Women spend more than 58 days removing hair from their bodies during their lifetime. Most women choose shaving as a painless, affordable, and easy hair removal method. And while shaving isn’t exactly rocket science, there are some common mistakes that can seriously affect your health and your looks.

We at Bright Side have done some research to find out what shaving mistakes are better to avoid.

1. You’re using a “women’s” razor.

Men’s razors have more tightly-packed blades designed to cut thick facial hair. Because men’s razors are made to navigate around the chin and neck, the head of the razor has an accurate swivel which minimizes the chances of getting cut. Another major upside to using men’s razors is the price: they’re much cheaper than ladies’ razors.

2. Your razor has too many blades.

Although using a razor with 4 or 5 blades can give you the feeling of a close shave, it can damage your skin. When you shave, you cut into your skin, and using a 1 or 2-blade razor can minimize the chance of you developing razor burn.

3. You’re shaving in the wrong direction.

When you’re moving your razor upward, you’re going against the grain, which makes you more likely to cut yourself. Shaving upward can also lead to razor burn, damaged hair follicles, and ingrown hairs. Shaving your legs downward will minimize skin irritation and can protect you from razor burn.

4. You don’t wait enough in the shower.

It’s better to save shaving for the end of your shower when your skin is warmer and your leg hair is softer. Shaving when your skin is still dry or without using creams or gels may give you razor burn and itchiness.

5. You’re sharing your razor with someone.

Sharing a razor is an easy way to swap germs and bacteria. The blades can spread infections such as folliculitis or fungal infection. Bacteria that cause herpes and hepatitis can also develop in the moist areas between blades.

6. You don’t change blades often enough.

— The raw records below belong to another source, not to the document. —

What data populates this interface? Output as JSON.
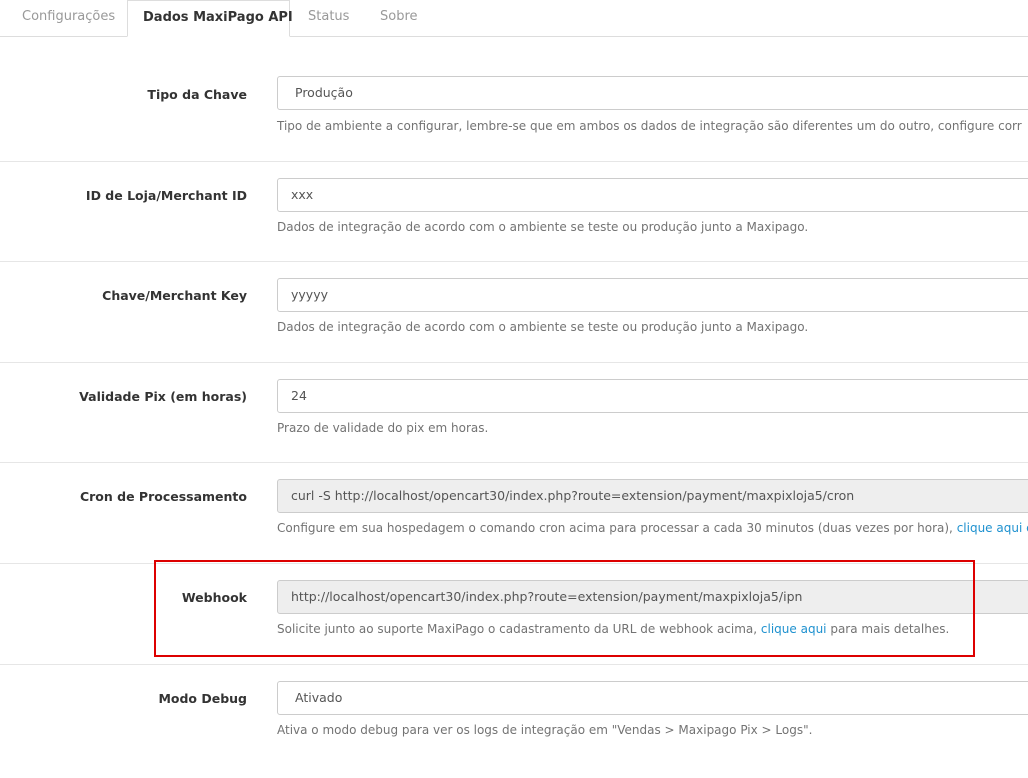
{
  "tabs": [
    {
      "label": "Configurações",
      "active": false
    },
    {
      "label": "Dados MaxiPago API",
      "active": true
    },
    {
      "label": "Status",
      "active": false
    },
    {
      "label": "Sobre",
      "active": false
    }
  ],
  "fields": {
    "tipo_chave": {
      "label": "Tipo da Chave",
      "value": "Produção",
      "help": "Tipo de ambiente a configurar, lembre-se que em ambos os dados de integração são diferentes um do outro, configure corr"
    },
    "merchant_id": {
      "label": "ID de Loja/Merchant ID",
      "value": "xxx",
      "help": "Dados de integração de acordo com o ambiente se teste ou produção junto a Maxipago."
    },
    "merchant_key": {
      "label": "Chave/Merchant Key",
      "value": "yyyyy",
      "help": "Dados de integração de acordo com o ambiente se teste ou produção junto a Maxipago."
    },
    "validade_pix": {
      "label": "Validade Pix (em horas)",
      "value": "24",
      "help": "Prazo de validade do pix em horas."
    },
    "cron": {
      "label": "Cron de Processamento",
      "value": "curl -S http://localhost/opencart30/index.php?route=extension/payment/maxpixloja5/cron",
      "help_before": "Configure em sua hospedagem o comando cron acima para processar a cada 30 minutos (duas vezes por hora), ",
      "help_link": "clique aqui e"
    },
    "webhook": {
      "label": "Webhook",
      "value": "http://localhost/opencart30/index.php?route=extension/payment/maxpixloja5/ipn",
      "help_before": "Solicite junto ao suporte MaxiPago o cadastramento da URL de webhook acima, ",
      "help_link": "clique aqui",
      "help_after": " para mais detalhes."
    },
    "modo_debug": {
      "label": "Modo Debug",
      "value": "Ativado",
      "help": "Ativa o modo debug para ver os logs de integração em \"Vendas > Maxipago Pix > Logs\"."
    }
  },
  "colors": {
    "highlight": "#dd0000",
    "link": "#1e91cf"
  }
}
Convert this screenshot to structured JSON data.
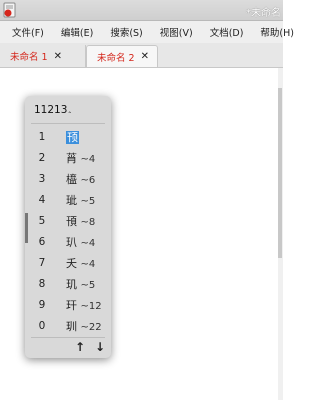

When the blades look dull or the moisturizing strip at the top has faded, it’s time to replace your razor. Shaving with old, dull blades may lead to skin irritation and razor rash. Old razors can carry bacteria that can enter your freshly opened pores.

7. You’re storing your razor in the shower.

Keeping your razor in a dry place prevents rust and bacteria from harboring in the blades. The best way to store your razor is to keep it upright and out in the open to allow the blades to fully dry.

Are you making any of these mistakes? Do you know any other shaving hacks you can share with other Bright Siders?